      [Being general manager] was kind of weird...It was my first major management experience and it was sort of like, what am I supposed to do? Envision my ideals of this place and impose them on people? I remember Kristen telling me in the whole transition process not to clean the office because people were really comfortable with the way it's just crowded and cluttered and looks like shit. She's like, ďYou know youíre going to want to get in their and innovate because it's just the notion of being a new manager but then you have to think like, what are the things here that are worth changing... and some of them really arenítĒ Thatís true and that's not true in other organizations.
      Necessary? I could say something about it's necessary for the music to get out there or whatever. But I guess I would say that it was necessary for me personally...sort of the whole vision that life is a dream and it's just me that's really here and everyone else is just a figment of my imagination...I think it's been necessary in sort of growing me up...I feel like I just approach things with like an immature attitude sometimes. So it's been necessary for me to give me a really good place with some good friends to sort of get a balance between fun and kicking ass and taking on the future and that sort of thing...It's really comforting that you can go to a party and get really fucked up with all the same people that you work with. And just be like "Okay well this is another side of my personality." I think that I've had a really hard time assimilating that a person can be a person that...kicks ass and does a lot of stuff and still has a loose side, which is what I see is representative of another personality...So it's been comforting to me that i can have that aspect of my personality and it doesn't mean that my life is headed down the drain, you know? It means you can still have fun and get shit done too. That's probably why it's been necessary for me. Like in more the human dynamic than in the music. The music I've let go of..I hate it now really.

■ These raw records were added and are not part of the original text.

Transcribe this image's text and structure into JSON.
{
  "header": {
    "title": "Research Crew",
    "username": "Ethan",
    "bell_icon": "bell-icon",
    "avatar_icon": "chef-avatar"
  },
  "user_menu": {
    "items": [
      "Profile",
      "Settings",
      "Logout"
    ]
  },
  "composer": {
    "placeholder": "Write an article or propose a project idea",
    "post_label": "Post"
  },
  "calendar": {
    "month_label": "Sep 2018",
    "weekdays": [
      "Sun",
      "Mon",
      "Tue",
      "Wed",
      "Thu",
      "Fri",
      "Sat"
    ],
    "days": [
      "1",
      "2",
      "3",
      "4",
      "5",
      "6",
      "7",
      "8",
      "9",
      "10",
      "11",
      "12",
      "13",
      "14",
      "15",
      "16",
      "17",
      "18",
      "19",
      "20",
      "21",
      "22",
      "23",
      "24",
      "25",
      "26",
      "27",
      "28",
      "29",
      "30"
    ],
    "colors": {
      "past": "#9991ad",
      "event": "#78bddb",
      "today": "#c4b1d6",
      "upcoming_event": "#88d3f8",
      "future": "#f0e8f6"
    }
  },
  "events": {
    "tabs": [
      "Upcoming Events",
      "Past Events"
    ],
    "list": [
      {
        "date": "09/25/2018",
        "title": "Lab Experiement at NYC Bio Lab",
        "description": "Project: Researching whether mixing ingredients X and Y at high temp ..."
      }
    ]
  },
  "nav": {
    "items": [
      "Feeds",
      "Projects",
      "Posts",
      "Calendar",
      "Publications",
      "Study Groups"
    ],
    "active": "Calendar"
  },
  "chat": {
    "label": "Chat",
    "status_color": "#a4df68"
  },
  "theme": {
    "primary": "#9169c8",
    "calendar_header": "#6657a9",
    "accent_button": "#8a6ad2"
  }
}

I just don't want to be involved in it.. it can't excite me. I've just run my course...which is weird, because I still really like music, but other things have sort of like taken over.